Media: Some smart phones are uber strong media players. iPhone is the epitome of such. When shopping for a smart phone capable of media support, ask yourself what you are looking to do. If you have a huge library of MP3s and Videos, an iPod may be your best choice. If you are looking to stream TV or YouTube, the AT&T LG Vu or Verizon phones supporting V-Cast may be better for you to get content on the go. Nokia’s up and coming N96 will support the new DVB-H broadcast standard. I will briefly touch on Internet as it is assumed that mobile browser is part of the standard package within any smartphone. Some things to keep in mind are: is the browser a full browser like Safari Mobile or Nokia Browser or is it a WAP browser like Mobile Internet Explorer which strips web content down to a minimum? Do the handset/os support 3rd party browsers like TeaShark, Opera Mini or Skyfire? Check the vendor websites first to make sure your phone is supported. To me, mobile internet is the most important element of a smartphone!
Camera: Again, almost every phone today will come with some sort of camera/camcorder function. The minimum standard is 2 megapixel. Some smartphones will go above that with a 5MP camera (ie. Nokia N95, LG Viewty, Sony K850i, LG KG920, etc.). I’ve seen phones go up to 7MP+ (ie. Samsung SCH-V770). Cameras are one of the most under-appreciated functions today because of all the buzz are around “3G”. Ironically it is probably the most functional feature. In a James Bond-like fashion, your camera phone can take snapshots of anything on the go, for research, for documentation and for those special moments in life that are priceless. I would recommend going with at least 3MP on any smartphone and the more manual control the phone offers, the better. I personally prefer to have a phone with a secondary camera on the front of the phone. Its designed for video conferencing if your network carrier supports that function.
Touchscreen: Since the beginning, touchscreen goes hand to hand with PDAs and Smartphones. It gives users an extra level of precise input to command the tiny screens. Some people can’t live without touchscreens. Personally, it took me a while to go from a Windows Mobile OS using touchscreen to Symbian S60 which uses only a D-pad to navigate the phone.

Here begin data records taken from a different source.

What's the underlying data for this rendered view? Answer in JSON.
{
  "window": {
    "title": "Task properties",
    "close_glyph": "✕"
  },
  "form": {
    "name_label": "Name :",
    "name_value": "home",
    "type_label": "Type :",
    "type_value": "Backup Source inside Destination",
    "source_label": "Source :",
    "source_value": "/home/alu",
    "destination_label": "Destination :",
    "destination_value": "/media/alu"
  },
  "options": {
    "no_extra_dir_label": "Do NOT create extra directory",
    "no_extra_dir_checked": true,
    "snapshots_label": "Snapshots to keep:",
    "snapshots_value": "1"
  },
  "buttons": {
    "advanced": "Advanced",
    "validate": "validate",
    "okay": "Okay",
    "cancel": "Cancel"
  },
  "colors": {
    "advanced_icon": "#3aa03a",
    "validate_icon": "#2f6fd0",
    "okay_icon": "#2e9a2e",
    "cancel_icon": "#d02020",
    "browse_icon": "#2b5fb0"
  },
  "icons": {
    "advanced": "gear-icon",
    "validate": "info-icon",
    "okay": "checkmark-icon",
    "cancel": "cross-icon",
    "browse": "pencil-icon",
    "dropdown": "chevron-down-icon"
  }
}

The iPhone has one of the best touch screen I’ve ever seen. While we are on the topic of screens, VGA resolution (640x320) and SVGA resolution (800x600) are on the rise. They offer much finer pixel display than the tradition QVGA (320x240) which is popular on most of the phones today. I’ve already decided my next phone will have to be VGA or better, for higher productivity.
Mobile OS: There are currently four major mobile os at play: Windows Mobile, BlackBerry 4.6, Symbian S60 and Apple OS X Mobile. As mentioned by the features above, each OS kind of ties to the unique feature set and user experience. This is why I talk about OS last because going by the functions you want, for example, email, you’ll be forced to live with BlackBerry OS. The only thing to keep in mind is Windows Mobile and BlackBerry are more enterprise/wor- friendly. Whereas Symbian and OS X are more multimedia driven. Of course, both Symbian and Apple are going to work hard to make their OS more enterprise friendly in the upcoming months. Finally, there is the highly anticipated Google Android OS which should show up by end of 2008 on some handsets. It offers true open-source which yields a lot of promises to reshape the entire mobile industry.